(Component data from apps and pages)
• • • • • • •

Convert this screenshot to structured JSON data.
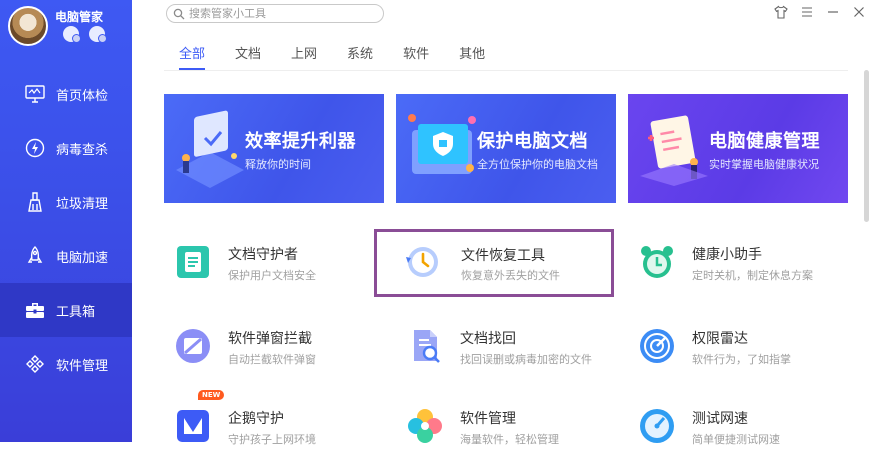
{
  "app": {
    "name": "电脑管家"
  },
  "sidebar": {
    "items": [
      {
        "label": "首页体检",
        "icon": "monitor-icon"
      },
      {
        "label": "病毒查杀",
        "icon": "lightning-shield-icon"
      },
      {
        "label": "垃圾清理",
        "icon": "broom-icon"
      },
      {
        "label": "电脑加速",
        "icon": "rocket-icon"
      },
      {
        "label": "工具箱",
        "icon": "toolbox-icon",
        "active": true
      },
      {
        "label": "软件管理",
        "icon": "software-grid-icon"
      }
    ]
  },
  "search": {
    "placeholder": "搜索管家小工具",
    "value": ""
  },
  "tabs": [
    {
      "label": "全部",
      "active": true
    },
    {
      "label": "文档"
    },
    {
      "label": "上网"
    },
    {
      "label": "系统"
    },
    {
      "label": "软件"
    },
    {
      "label": "其他"
    }
  ],
  "banners": [
    {
      "title": "效率提升利器",
      "subtitle": "释放你的时间"
    },
    {
      "title": "保护电脑文档",
      "subtitle": "全方位保护你的电脑文档"
    },
    {
      "title": "电脑健康管理",
      "subtitle": "实时掌握电脑健康状况"
    }
  ],
  "tools": [
    {
      "name": "文档守护者",
      "desc": "保护用户文档安全",
      "icon": "document-guard-icon"
    },
    {
      "name": "文件恢复工具",
      "desc": "恢复意外丢失的文件",
      "icon": "file-restore-clock-icon",
      "highlighted": true
    },
    {
      "name": "健康小助手",
      "desc": "定时关机，制定休息方案",
      "icon": "alarm-clock-icon"
    },
    {
      "name": "软件弹窗拦截",
      "desc": "自动拦截软件弹窗",
      "icon": "popup-block-icon"
    },
    {
      "name": "文档找回",
      "desc": "找回误删或病毒加密的文件",
      "icon": "document-search-icon"
    },
    {
      "name": "权限雷达",
      "desc": "软件行为，了如指掌",
      "icon": "radar-icon"
    },
    {
      "name": "企鹅守护",
      "desc": "守护孩子上网环境",
      "icon": "penguin-shield-icon",
      "badge": "NEW"
    },
    {
      "name": "软件管理",
      "desc": "海量软件，轻松管理",
      "icon": "clover-icon"
    },
    {
      "name": "测试网速",
      "desc": "简单便捷测试网速",
      "icon": "speedometer-icon"
    }
  ],
  "colors": {
    "sidebar": "#3b4fe8",
    "sidebar_active": "#2f38c6",
    "accent": "#3d5bf6",
    "banner_blue": "#4258ee",
    "banner_purple": "#633fea",
    "highlight_border": "#8a4d96"
  }
}
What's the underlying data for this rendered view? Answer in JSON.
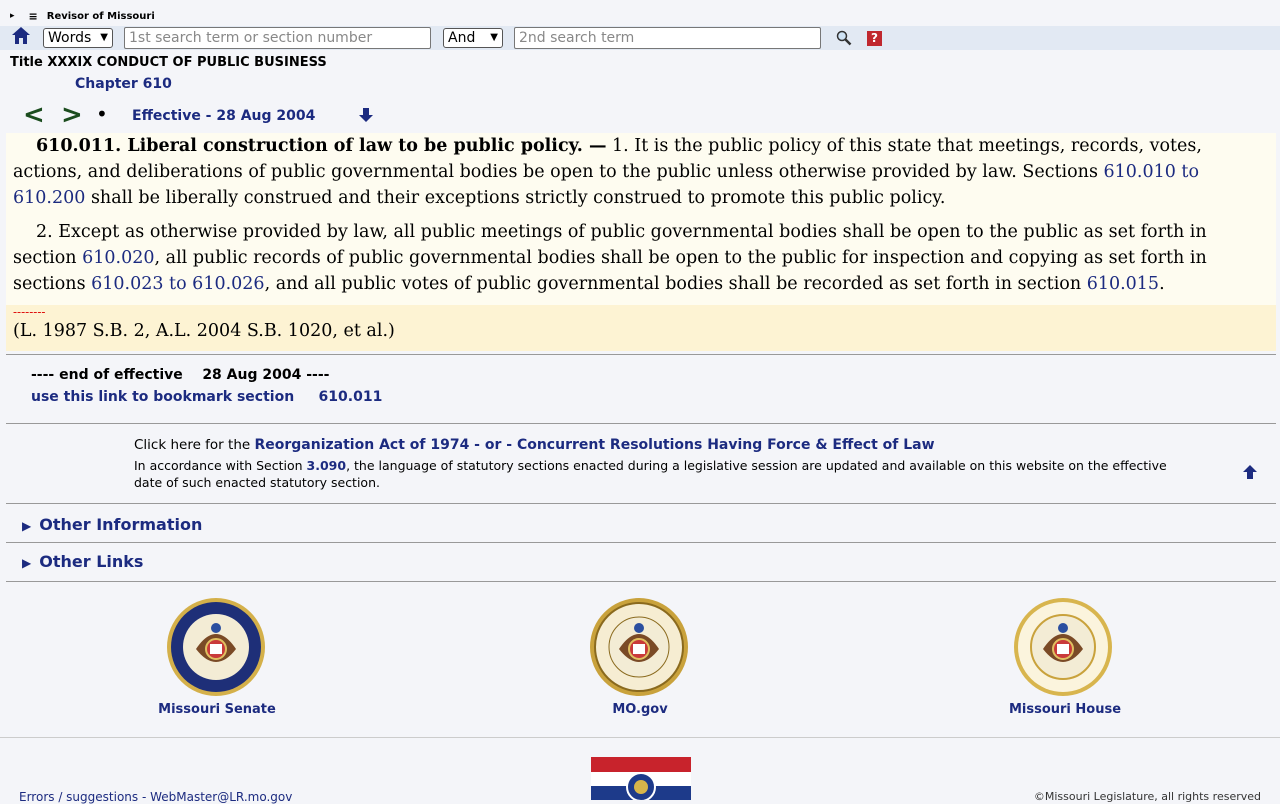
{
  "topbar": {
    "expand_glyph": "▸",
    "menu_glyph": "≡",
    "site_name": "Revisor of Missouri"
  },
  "search": {
    "type_value": "Words",
    "term1_placeholder": "1st search term or section number",
    "operator_value": "And",
    "term2_placeholder": "2nd search term",
    "help_label": "?"
  },
  "heading": {
    "title": "Title XXXIX CONDUCT OF PUBLIC BUSINESS",
    "chapter": "Chapter 610"
  },
  "nav": {
    "prev": "<",
    "next": ">",
    "bullet": "•",
    "effective": "Effective - 28 Aug 2004"
  },
  "section": {
    "number_title": "610.011.  Liberal construction of law to be public policy. —",
    "p1_a": " 1.  It is the public policy of this state that meetings, records, votes, actions, and deliberations of public governmental bodies be open to the public unless otherwise provided by law.  Sections ",
    "p1_link": "610.010 to 610.200",
    "p1_b": " shall be liberally construed and their exceptions strictly construed to promote this public policy.",
    "p2_a": "2.  Except as otherwise provided by law, all public meetings of public governmental bodies shall be open to the public as set forth in section ",
    "p2_link1": "610.020",
    "p2_b": ", all public records of public governmental bodies shall be open to the public for inspection and copying as set forth in sections ",
    "p2_link2": "610.023 to 610.026",
    "p2_c": ", and all public votes of public governmental bodies shall be recorded as set forth in section ",
    "p2_link3": "610.015",
    "p2_d": ".",
    "dashes": "--------",
    "history": "(L. 1987 S.B. 2, A.L. 2004 S.B. 1020, et al.)"
  },
  "end": {
    "end_label": "---- end of effective",
    "end_date": "28 Aug 2004",
    "end_tail": "----",
    "bookmark_label": "use this link to bookmark section",
    "bookmark_section": "610.011"
  },
  "note": {
    "click_here": "Click here for the ",
    "reorg_link": "Reorganization Act of 1974 - or - Concurrent Resolutions Having Force & Effect of Law",
    "accordance_a": "In accordance with Section ",
    "accordance_link": "3.090",
    "accordance_b": ", the language of statutory sections enacted during a legislative session are updated and available on this website on the effective date of such enacted statutory section."
  },
  "accordions": {
    "other_info": "Other Information",
    "other_links": "Other Links"
  },
  "seals": {
    "senate": "Missouri Senate",
    "mo_gov": "MO.gov",
    "house": "Missouri House"
  },
  "footer": {
    "left": "Errors / suggestions - WebMaster@LR.mo.gov",
    "right": "©Missouri Legislature, all rights reserved"
  },
  "colors": {
    "link": "#1c2b80",
    "search_bar": "#e2e9f3",
    "section_bg": "#fefcf0",
    "history_bg": "#fdf3d3",
    "help_red": "#c0282e"
  }
}
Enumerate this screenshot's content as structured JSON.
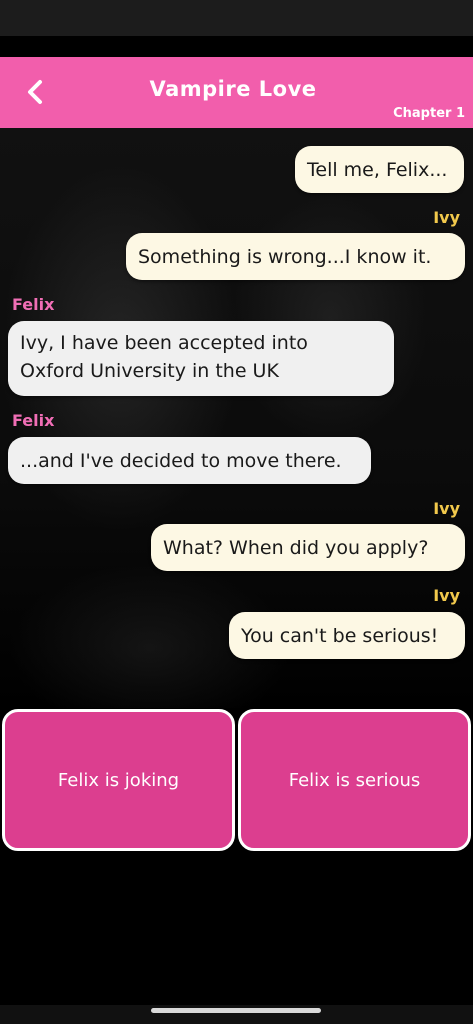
{
  "header": {
    "title": "Vampire Love",
    "chapter": "Chapter 1",
    "background_color": "#f25eac",
    "back_icon": "chevron-left-icon"
  },
  "messages": [
    {
      "speaker": "",
      "text": "Tell me, Felix..."
    },
    {
      "speaker": "Ivy",
      "text": "Something is wrong...I know it."
    },
    {
      "speaker": "Felix",
      "text": "Ivy, I have been accepted into"
    },
    {
      "speaker": "",
      "text": "Oxford University in the UK"
    },
    {
      "speaker": "Felix",
      "text": "...and I've decided to move there."
    },
    {
      "speaker": "Ivy",
      "text": "What? When did you apply?"
    },
    {
      "speaker": "Ivy",
      "text": "You can't be serious!"
    }
  ],
  "choices": [
    {
      "label": "Felix is joking"
    },
    {
      "label": "Felix is serious"
    }
  ],
  "colors": {
    "ivy_name": "#f2c94c",
    "felix_name": "#f06eb5",
    "choice_bg": "#dc3e8f",
    "ivy_bubble": "#fdf8e4",
    "felix_bubble": "#f0f0f0"
  }
}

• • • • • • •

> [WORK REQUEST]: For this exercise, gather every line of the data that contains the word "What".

> [RESULT BELOW]:
What's the underlying data for this rendered view? Answer in JSON.
      "text": "What? When did you apply?"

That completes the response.